Socialism has a half life. Once honest to goodness socialism is instituted it is only a matter of time before the system implodes on itself. The primary factor in the speed of collapse is the amount of fat within an economy before massive state intervention and redistributionist policies. If the disease of socialism, hard core socialism, think the USSR, Cuba, North Korea, and even places like Venezuela, really takes hold, if the state assumes pretty much every aspect of the economy,
Another great report out of Caracas. I have to say that these guys have got to be at least a little nuts. Though we are thankful for the light they are shining on the situation in Venezuela.
It takes real work to screw up an economy this bad. When a country which sits on massive energy reserves must cut the lights for 4 hours a day one knows that socialists have got to be running things. In a market economy these issues would be solved pretty quickly or more likely would not happen at all.
But hey, everyone will be equally in the dark. So that’s good.
All I can say is we made the case for making Detroit an economic “free zone” back in October 2012. Not that “free zones” are our idea. Free market/price advocates have made the case for them for years. It’s good to see the idea getting some real political traction.
Free up places which are disasters. Make them business friendly. Lower or eliminate taxes. Let people innovate. Many of our cities have little to lose at this point. Other than a rigid fear of free markets why wouldn’t one want free zones in areas of economic despair?
Prices must be able to move. They are how we derive inormation about what is valuable and what is not. When the price discovery system is skewed or abolished (it’s never really abolished) the economy becomes highly inefficient.
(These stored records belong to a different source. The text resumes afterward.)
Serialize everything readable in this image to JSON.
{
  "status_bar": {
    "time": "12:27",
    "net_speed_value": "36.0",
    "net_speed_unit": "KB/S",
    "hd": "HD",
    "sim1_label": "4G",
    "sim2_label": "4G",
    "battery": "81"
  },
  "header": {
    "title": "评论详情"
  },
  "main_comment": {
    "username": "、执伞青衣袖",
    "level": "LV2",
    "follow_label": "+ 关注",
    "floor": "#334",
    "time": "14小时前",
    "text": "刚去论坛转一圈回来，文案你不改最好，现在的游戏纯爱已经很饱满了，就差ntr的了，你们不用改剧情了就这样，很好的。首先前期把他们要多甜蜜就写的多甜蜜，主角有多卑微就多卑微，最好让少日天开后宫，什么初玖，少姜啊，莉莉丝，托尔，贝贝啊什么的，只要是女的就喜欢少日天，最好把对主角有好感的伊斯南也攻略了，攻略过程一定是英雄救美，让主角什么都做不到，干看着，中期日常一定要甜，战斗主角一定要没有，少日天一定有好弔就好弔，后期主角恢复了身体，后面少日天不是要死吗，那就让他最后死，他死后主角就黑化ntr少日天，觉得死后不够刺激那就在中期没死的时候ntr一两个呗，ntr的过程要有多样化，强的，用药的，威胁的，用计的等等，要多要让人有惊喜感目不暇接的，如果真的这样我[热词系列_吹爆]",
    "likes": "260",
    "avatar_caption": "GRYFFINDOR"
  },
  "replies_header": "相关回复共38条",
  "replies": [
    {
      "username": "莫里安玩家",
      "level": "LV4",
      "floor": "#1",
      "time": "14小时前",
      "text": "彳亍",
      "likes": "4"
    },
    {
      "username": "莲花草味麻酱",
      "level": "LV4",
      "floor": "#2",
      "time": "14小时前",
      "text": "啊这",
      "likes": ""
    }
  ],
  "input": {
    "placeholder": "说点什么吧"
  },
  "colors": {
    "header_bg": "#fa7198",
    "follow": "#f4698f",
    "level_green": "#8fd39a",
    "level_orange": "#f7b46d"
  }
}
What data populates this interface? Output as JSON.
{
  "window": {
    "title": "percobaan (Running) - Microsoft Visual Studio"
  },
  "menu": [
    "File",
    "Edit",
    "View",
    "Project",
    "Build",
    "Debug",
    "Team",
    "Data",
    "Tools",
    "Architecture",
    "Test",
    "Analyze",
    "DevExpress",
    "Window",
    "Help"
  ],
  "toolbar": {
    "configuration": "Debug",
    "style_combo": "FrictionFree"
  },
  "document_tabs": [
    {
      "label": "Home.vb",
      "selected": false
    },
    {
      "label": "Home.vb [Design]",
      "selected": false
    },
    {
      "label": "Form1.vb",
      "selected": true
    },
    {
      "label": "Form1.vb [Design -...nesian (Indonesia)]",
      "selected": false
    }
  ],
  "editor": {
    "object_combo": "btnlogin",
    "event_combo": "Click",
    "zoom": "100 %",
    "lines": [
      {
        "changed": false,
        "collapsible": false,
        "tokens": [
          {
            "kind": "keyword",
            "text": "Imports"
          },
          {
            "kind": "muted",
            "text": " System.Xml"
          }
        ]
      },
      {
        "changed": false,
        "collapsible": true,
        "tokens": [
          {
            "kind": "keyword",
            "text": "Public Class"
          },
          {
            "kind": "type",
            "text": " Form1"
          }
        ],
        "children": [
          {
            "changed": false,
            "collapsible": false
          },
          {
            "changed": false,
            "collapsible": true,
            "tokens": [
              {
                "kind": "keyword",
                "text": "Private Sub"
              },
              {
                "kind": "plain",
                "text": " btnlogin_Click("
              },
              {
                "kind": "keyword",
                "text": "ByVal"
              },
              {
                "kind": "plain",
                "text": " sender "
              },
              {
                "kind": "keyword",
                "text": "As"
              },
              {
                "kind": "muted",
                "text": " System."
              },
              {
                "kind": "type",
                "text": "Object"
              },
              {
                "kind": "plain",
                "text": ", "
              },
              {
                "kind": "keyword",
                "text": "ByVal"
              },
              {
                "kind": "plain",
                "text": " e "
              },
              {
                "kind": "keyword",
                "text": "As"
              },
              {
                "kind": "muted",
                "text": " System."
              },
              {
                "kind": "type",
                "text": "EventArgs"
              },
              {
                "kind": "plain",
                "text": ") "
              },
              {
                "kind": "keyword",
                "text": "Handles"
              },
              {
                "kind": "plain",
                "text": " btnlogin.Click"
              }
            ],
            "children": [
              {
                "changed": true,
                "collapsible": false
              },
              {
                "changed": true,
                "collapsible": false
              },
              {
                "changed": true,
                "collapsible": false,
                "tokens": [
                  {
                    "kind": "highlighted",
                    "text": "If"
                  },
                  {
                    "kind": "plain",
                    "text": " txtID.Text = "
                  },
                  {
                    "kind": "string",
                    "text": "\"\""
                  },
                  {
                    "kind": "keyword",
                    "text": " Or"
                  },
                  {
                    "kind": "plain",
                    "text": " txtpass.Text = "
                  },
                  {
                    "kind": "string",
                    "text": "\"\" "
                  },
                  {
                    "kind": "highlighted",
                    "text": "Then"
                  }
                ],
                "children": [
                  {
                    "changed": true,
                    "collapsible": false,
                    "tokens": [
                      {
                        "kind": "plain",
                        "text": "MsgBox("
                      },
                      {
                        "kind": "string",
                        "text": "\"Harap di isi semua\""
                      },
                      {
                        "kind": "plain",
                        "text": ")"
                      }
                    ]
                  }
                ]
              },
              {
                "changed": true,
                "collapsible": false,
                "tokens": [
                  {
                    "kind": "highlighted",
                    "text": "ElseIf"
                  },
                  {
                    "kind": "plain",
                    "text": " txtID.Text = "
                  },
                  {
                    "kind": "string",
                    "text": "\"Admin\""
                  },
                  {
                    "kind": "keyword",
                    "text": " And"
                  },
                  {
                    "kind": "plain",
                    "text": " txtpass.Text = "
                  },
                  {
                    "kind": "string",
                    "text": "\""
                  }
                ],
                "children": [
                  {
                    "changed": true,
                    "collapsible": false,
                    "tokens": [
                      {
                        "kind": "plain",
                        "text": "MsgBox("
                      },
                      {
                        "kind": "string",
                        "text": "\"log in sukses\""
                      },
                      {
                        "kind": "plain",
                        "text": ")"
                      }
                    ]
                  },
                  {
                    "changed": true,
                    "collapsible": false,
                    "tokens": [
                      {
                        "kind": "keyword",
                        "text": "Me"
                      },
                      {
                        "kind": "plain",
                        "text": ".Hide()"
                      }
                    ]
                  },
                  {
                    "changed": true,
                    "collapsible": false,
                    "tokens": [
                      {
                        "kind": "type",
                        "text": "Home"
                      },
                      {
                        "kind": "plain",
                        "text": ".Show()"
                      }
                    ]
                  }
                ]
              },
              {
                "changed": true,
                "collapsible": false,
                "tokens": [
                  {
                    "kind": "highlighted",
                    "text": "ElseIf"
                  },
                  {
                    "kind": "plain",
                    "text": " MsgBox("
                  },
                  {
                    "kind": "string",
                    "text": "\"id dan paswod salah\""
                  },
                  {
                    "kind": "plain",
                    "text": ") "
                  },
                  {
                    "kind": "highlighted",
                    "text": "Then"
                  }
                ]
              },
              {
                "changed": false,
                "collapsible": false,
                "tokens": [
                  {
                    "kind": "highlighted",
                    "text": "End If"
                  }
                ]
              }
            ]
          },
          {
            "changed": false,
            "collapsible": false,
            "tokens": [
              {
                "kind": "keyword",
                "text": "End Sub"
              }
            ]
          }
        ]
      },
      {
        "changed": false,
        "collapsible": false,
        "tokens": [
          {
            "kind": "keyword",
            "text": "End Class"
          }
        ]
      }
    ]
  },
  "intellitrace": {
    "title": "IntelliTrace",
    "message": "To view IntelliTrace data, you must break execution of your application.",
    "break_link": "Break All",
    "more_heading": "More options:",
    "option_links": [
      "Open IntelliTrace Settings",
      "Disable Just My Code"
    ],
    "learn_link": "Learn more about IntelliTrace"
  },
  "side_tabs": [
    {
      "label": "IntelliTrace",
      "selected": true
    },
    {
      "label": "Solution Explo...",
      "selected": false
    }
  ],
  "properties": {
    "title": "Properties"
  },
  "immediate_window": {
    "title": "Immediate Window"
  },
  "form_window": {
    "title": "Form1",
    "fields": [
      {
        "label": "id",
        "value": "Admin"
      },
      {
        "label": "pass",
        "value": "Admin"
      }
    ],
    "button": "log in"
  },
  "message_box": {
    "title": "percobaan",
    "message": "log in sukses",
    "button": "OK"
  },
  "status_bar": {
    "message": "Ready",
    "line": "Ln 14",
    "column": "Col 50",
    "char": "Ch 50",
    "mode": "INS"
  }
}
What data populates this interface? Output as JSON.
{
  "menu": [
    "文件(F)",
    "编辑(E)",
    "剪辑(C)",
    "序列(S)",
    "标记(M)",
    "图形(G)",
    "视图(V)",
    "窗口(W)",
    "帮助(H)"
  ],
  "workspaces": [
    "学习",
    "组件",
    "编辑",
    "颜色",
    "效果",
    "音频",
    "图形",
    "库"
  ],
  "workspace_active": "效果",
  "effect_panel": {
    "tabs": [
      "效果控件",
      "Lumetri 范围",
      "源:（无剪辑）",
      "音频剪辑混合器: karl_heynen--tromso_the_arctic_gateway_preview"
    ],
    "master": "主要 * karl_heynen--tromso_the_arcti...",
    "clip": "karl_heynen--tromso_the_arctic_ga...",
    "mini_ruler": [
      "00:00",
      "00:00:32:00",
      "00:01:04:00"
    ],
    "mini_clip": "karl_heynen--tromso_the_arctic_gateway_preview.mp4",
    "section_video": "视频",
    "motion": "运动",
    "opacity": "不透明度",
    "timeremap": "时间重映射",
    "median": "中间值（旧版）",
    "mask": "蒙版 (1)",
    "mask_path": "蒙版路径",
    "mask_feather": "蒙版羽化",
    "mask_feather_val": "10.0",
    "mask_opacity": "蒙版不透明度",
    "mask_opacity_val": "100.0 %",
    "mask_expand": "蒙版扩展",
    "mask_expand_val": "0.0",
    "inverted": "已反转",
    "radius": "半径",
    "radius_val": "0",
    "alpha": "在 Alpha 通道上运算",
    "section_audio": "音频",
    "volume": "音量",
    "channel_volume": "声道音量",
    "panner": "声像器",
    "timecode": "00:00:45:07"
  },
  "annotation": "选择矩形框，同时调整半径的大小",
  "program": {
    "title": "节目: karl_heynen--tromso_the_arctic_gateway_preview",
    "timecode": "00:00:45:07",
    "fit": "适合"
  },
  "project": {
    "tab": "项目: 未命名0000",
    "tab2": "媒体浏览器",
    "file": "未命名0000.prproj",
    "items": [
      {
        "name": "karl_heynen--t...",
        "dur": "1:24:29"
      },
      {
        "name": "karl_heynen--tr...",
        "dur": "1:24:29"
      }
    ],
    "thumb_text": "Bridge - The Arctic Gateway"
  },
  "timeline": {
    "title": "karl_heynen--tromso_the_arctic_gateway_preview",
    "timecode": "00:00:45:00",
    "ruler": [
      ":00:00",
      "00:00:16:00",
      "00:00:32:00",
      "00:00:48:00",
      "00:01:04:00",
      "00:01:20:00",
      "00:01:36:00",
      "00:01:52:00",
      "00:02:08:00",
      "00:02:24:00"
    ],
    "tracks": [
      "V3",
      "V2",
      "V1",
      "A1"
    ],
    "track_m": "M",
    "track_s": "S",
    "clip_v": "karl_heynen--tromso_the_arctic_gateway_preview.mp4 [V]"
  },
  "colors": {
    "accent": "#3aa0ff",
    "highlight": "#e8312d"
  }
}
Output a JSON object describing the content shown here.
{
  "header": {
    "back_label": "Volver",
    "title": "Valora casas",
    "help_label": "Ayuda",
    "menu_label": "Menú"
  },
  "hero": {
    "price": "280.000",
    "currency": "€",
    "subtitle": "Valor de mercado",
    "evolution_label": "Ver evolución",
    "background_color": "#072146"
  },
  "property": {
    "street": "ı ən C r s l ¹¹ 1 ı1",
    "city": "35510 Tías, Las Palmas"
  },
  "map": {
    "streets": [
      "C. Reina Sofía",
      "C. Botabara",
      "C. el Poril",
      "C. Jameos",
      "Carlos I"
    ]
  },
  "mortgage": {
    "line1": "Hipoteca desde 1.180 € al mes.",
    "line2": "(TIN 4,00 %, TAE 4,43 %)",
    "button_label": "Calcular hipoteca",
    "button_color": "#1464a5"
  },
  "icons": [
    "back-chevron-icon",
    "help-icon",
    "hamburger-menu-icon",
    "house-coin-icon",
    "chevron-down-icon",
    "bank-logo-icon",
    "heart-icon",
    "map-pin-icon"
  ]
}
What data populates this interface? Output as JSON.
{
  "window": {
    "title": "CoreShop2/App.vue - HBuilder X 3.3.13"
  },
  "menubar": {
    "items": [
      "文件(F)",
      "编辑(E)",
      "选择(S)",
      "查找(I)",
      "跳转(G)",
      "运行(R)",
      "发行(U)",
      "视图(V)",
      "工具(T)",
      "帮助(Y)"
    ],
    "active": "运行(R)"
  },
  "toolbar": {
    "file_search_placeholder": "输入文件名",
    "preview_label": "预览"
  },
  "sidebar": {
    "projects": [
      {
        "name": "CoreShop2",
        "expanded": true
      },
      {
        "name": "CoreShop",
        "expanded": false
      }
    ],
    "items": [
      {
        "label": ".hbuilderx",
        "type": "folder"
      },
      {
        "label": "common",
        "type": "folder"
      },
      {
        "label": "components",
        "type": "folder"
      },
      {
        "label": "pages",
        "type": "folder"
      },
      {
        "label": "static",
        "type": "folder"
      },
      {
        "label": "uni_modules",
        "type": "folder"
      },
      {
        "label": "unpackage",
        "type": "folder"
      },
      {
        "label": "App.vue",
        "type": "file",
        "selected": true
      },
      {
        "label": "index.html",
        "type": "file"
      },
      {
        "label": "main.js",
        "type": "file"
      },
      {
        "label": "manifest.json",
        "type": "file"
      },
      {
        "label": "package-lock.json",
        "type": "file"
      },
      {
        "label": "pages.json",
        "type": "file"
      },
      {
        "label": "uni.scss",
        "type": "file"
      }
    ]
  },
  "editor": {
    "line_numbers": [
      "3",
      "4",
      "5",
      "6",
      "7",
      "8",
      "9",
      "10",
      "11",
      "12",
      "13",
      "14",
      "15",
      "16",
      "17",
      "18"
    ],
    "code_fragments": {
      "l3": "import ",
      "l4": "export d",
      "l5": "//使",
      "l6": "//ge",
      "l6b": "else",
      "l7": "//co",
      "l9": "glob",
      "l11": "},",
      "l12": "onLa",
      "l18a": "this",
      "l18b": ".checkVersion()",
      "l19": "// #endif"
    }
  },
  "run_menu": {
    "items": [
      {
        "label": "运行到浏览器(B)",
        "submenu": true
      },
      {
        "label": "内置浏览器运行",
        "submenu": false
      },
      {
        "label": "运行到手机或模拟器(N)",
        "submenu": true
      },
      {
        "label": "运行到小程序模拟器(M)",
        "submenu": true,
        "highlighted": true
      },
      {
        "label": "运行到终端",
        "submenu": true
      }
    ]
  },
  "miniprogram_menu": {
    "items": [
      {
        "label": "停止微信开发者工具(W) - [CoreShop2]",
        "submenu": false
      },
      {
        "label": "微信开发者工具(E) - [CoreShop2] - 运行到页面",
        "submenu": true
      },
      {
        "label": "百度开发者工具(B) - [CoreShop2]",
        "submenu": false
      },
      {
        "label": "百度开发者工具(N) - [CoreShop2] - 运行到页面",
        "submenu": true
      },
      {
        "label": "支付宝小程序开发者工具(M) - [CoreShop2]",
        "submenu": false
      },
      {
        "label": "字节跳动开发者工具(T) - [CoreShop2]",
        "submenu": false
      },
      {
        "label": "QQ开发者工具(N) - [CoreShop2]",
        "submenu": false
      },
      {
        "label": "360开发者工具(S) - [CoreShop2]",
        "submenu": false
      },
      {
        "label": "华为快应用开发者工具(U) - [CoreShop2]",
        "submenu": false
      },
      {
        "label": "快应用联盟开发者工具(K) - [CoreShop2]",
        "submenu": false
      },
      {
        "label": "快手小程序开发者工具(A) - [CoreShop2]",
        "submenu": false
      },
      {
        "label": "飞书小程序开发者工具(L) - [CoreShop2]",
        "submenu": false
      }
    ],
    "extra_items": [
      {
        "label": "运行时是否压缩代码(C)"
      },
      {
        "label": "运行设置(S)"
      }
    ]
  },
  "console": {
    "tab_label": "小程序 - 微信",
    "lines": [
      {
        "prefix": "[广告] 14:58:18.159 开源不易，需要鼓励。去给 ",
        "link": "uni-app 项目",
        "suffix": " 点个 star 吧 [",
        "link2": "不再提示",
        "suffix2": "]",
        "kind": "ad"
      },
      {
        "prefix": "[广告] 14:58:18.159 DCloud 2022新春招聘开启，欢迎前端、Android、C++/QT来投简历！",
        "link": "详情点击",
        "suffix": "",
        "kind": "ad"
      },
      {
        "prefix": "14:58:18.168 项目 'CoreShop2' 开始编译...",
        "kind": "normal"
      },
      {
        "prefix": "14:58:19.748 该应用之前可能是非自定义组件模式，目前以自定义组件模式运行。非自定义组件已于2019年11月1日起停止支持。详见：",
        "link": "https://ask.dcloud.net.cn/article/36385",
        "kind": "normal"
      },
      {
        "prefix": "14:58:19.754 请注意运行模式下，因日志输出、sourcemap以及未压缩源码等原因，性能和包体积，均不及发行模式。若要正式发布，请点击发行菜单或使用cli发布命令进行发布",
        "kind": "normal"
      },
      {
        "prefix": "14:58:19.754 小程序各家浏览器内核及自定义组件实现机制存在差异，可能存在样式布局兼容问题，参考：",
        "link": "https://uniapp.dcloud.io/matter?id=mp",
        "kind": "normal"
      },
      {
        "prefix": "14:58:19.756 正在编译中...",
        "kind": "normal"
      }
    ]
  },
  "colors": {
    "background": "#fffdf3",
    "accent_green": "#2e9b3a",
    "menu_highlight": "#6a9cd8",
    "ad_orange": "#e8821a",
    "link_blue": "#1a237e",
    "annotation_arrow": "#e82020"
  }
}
From the master.
Why private cartels are always “floperoos,” and why businesses must have crony arrangements with government to maintain cartels.
Since I write about capitalism and crony capitalism and government and business every day I have the opportunity to read quite a lot about these subjects from various perspectives. I read libertarians, and conservatives, and liberals, and progressives, and just about anyone else who is interesting. I read the comments here at ACC, and at sites all over the web.
One of the things I am fascinated by is the degree to which some people are seriously afraid of free enterprise,
In the effort to inject interesting economic thought into the discussion at ACC we present the following video by Jeff Deist recorded at the Mises Institute. This lecture will likely challenge many of your assumptions about money.
Over the medium to long term the only way a firm or a small group of firms can maintain a monopoly is if it has the backing of the government.
If a firm in a free market attains monopoly status, and this can happen, it won’t last as new firms with better equipment, techniques etc. will enter the market. If however a firm can get in good with the government, then the monopoly firm can get its politician buddies to regulate away competition.
China, despite what you may have heard is NOT now a capitalist country. It is a crony capitalist country. The chief cronies are the members of the old Communist Party.
The Chinese economy is one in which prices are often set by decree, as such there are massive inefficiencies in the system. This is not healthy, and it is destabilizing. The Chinese crony corps knows that there are serious problems with the economy and society, especially as China is witness to its first real economic slowdown in 3 decades.
An excellent article from Jack Curtis at The American Thinker.
America has stagnated. It isn’t dynamic. Government is thick and restrictive. Businesses are not being created at the rate they were in the past. 20% of households (according to the attached article) have no one working. 1 in 5 households have no workers.
A poison cocktail of fiat financialization and massive government has dripped into the American bloodstream over the last 4 decades or so.
This op-ed from Walter Williams comes the same week that the World Bank has proclaimed publicly that it “will end extreme poverty by 2030.” If the institution wants to end such human desperation it would be wise to encourage the rule of law and free markets (and free prices).
I think that it’s funny that David Stockman, Ronald Reagan’s former budget chief, starts his column with this sentence:
“This morning’s market is more erratic than Claire Danes off her lithium.”
Seems a little gratuitously mean. Accurate (?) perhaps but mean. But that is one of the things we like about the guy. His acid.
From a few years ago. Sadly we are headed the wrong direction on the curve these days.
Of course some people who clearly do not understand what makes a market, nor why the market mechanism drives down costs and increases quality of life for everyday people will argue that markets are evil because, well, because they’ve been told all their lives that markets are evil.
If the GOP was seen as a party of genuine free enterprise (I know, don’t laugh), which made the case to all people that free markets and free prices generate prosperity and that government intervention and cronyism lead to stagnation and despair, the party could make serious progress with non-white voters.